The Institutional Dimension

For the new approach to work there must be high level alignment of different EU policies with the priorities of the promotion of human rights and democracy. Mr. Dworkin sees here a role both for the High Representative for Foreign Affairs and Security Policy, and the President of the European Council. There must be a clear statement on these priorities and very senior level policymakers must be engaged in the process. A structure in the European External Action Service can also provide coordination.

This post is written specially for the Day of Multilingual Blogging. The Bulgarian version of this blog post is here. This blog has been published in both Bulgarian and English since February 2009.

Hearings of Diplomats – List of Priorities or What?

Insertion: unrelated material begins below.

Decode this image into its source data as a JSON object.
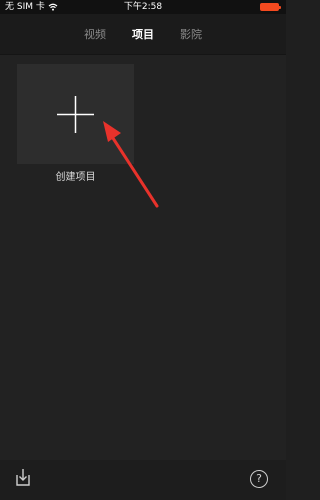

The Foreign Affairs Committee of the European Parliament has decided to ask the EU’s new ambassadors to China, Georgia, Japan, Lebanon and Pakistan and the EU Special Representative (EUSR) to Sudan to come in for hearings. The aim is to check for knowledge of the dossier.

Now, the committee has not demanded hearings of all the nominees for diplomatic jobs. So two interpretations are possible – either the committee members consider those particular candidates problematic, or we are looking at a list of foreign policy priorities. If the latter is true, then the committee has shown considerable insight. However, for some reason Afghanistan is missing.

Committee of the Regions 2009 Ageing Report

The 2009 Ageing Report of the Committee of the Regions provides some interesting proposals for managing the ageing of populations in the European Union. The topic is very important given the fact that 9 out of the 10 countries with the oldest population in the world are EU Member States.

The report proposes three main priorities:

(1) healthy ageing;

(2) labour market participation and productivity; and

(3) access to services and facilities.

The idea is to merge those priorities in the Europe 2020 strategy.

Priorities of the Belgian Presidency of the Council 2010

The Belgian presidency of the Council has started, and it has published its six-month programme. The objectives and priorities are:

  • a return to maintained, sustainable and balanced growth throughout the European Union;
  • fulfilling the objectives of the EU 2020 strategy;
  • a new regulatory and supervisory structure for the financial sector;
  • green jobs and white jobs (health and social services jobs);
  • objectives and performance indicators for social protection, social inclusion, pensions and healthcare;
  • negotiations for a European patent;
  • guidelines for better coordination of Member States’ policy for research, development and innovation;
  • securing the energy supply;
  • agreement on European legislation which would allow Member States to recover the external costs generated by road transport from users;
  • establishing a single asylum procedure and a uniform international protection statute by 2012
  • fight against terrorism, organised crime, illegal immigration and human trafficking;
  • legal migration will also be a priority for the Presidency.

Interestingly, the program uses the motto “Let’s put Europe back into action!”. I wonder if this has anything to do with the outgoing Spanish presidency.

Priorities of the Spanish Presidency of the Council

Spain now holds the presidency of the Council of the EU. It will work in close coordination with the other members of the trio – Belgium and Hungary, as well as with the President of the European Council, Herman Van Rompuy, and the High Representative for the Foreign and Security Policy, Mrs. Catherine Ashton.

The Spanish presidency has four main priorities:

  • Full and effective application of the Lisbon Treaty;
  • Greater co-ordination of economic policies of Member States and the approval of the European strategy for sustainable growth for 2020;
  • Reinforcement of the presence and influence of the European Union in the new world order;
  • Placing European citizens at the centre of EU policy, with initiatives designed to develop their rights and freedoms.